Judi Betts started volunteering at Mather in 1972. She started as an auxiliary volunteer and soon became vice president of Mather's volunteer auxiliary. Also in 1972, Judi joined the One Enchanted Evening planning committee. She's been a member ever since. Since becoming involved with Mather, she has been an active supporter of many fundraising activities that benefit the hospital. She has shared her expertise in public relations, sales and marketing in all of her volunteer efforts. For her, Mather has such a feeling of family and community. Recently, Mrs. Betts said, "I have had a love affair with Mather since 1972, and it will last forever." Her generosity of time and talent is an extraordinary gift to our larger community.

Dr. Nicholas Craig has been a part of the Mather Hospital family for almost twenty years. A Diplomat of the American Board of Surgery and a Fellow of the American College of Surgeons, Dr. Craig is a general surgeon specializing in advanced laparoscopic surgical procedures and the care of breast diseases. He has served Mather as chairman of the ER Committee and on the OR Committee; currently as the chairman of the Surgical Review Committee and a member of the Credentials and Hospital Quality Assurance Committee.

In addition to his highly respected surgical skills, Dr. Craig has served as medical director for "Team Zamora." He and twenty-seven staff from Mather went to Ecuador to provide medical care for people in that region, while he instructed local surgeons on laparoscopic procedures. In addition to that project, on an on-going basis, Dr. Craig has donated his time and his gift to countless people in our larger community, who have been in medical need.
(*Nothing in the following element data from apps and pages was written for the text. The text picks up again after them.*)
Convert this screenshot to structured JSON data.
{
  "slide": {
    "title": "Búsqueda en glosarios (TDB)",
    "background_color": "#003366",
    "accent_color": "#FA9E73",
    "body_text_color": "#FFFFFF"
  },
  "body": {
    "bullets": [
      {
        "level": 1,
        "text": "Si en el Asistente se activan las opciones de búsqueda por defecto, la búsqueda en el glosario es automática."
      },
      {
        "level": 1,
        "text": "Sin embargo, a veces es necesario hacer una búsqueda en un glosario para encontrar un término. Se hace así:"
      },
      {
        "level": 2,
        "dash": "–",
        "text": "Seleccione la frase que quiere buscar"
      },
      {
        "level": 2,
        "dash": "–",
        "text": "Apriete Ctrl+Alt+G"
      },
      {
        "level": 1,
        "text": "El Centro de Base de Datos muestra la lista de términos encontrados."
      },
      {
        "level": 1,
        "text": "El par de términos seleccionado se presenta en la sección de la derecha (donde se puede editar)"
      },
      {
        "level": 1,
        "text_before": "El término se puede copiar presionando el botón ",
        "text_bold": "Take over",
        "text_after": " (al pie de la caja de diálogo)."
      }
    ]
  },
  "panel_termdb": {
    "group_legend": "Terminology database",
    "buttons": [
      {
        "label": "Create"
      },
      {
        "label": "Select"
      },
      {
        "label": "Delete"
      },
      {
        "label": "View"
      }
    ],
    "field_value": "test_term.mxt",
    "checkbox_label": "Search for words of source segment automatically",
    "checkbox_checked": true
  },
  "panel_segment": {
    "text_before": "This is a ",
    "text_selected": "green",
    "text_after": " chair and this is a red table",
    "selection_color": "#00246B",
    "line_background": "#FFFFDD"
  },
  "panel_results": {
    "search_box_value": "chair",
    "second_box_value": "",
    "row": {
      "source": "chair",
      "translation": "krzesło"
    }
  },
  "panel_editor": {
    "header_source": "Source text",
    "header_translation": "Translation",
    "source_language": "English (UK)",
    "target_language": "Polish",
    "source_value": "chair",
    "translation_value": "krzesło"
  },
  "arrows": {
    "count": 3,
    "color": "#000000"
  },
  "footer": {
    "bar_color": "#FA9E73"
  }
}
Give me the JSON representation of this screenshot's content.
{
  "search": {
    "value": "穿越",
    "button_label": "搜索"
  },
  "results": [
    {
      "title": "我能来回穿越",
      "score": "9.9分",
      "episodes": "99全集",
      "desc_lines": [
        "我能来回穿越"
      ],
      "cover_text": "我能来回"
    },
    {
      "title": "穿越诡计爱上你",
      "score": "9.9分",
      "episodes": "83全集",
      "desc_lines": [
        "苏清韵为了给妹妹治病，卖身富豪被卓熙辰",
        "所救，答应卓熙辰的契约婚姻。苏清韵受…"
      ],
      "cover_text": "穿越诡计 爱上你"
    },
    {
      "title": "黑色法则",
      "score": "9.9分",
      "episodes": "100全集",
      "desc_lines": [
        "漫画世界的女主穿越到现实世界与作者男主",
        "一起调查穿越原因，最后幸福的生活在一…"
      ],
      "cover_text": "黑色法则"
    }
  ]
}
His volunteerism is an inspiration.

Gloria and Mark Snyder have been generous supporters of Mather Hospital since moving into Belle Terre in 1996. Gloria has been on the planning committee for One Enchanted Evening since 1997 and has co-chaired the silent auction committee since 1998. Mark has also been involved each year in assisting in the coordination of the evening's activities. Partners in business, Gloria and Mark are partners in their allegiance to Mather through their financial generosity.

In addition to their unwavering support of Mather Hospital, the Snyders provide extraordinary leadership and support in several community organizations, including the Gloria and Mark Snyder Hillel Center at Stony Brook University, Theater Three in Port Jefferson, the Stony Brook University Alumni Association and the Ward Melville Heritage Organization. As a husband and wife team and as parents, they are powerful role models, especially for all of the young people in our community. How fortunate we are to have such compassionate, caring, generous professionals in our midst.

They are a refreshing reminder of what volunteerism and concern for community is truly about. They exemplify, by the way in which they live their lives, what community is supposed to be about. We are fortunate to have them in our community and as a community, we are richer for having them in our midst.

Thank you to this year's Theodore Roosevelt Award recipients from Mather Hospital. Our community is a better place because of the power of your example!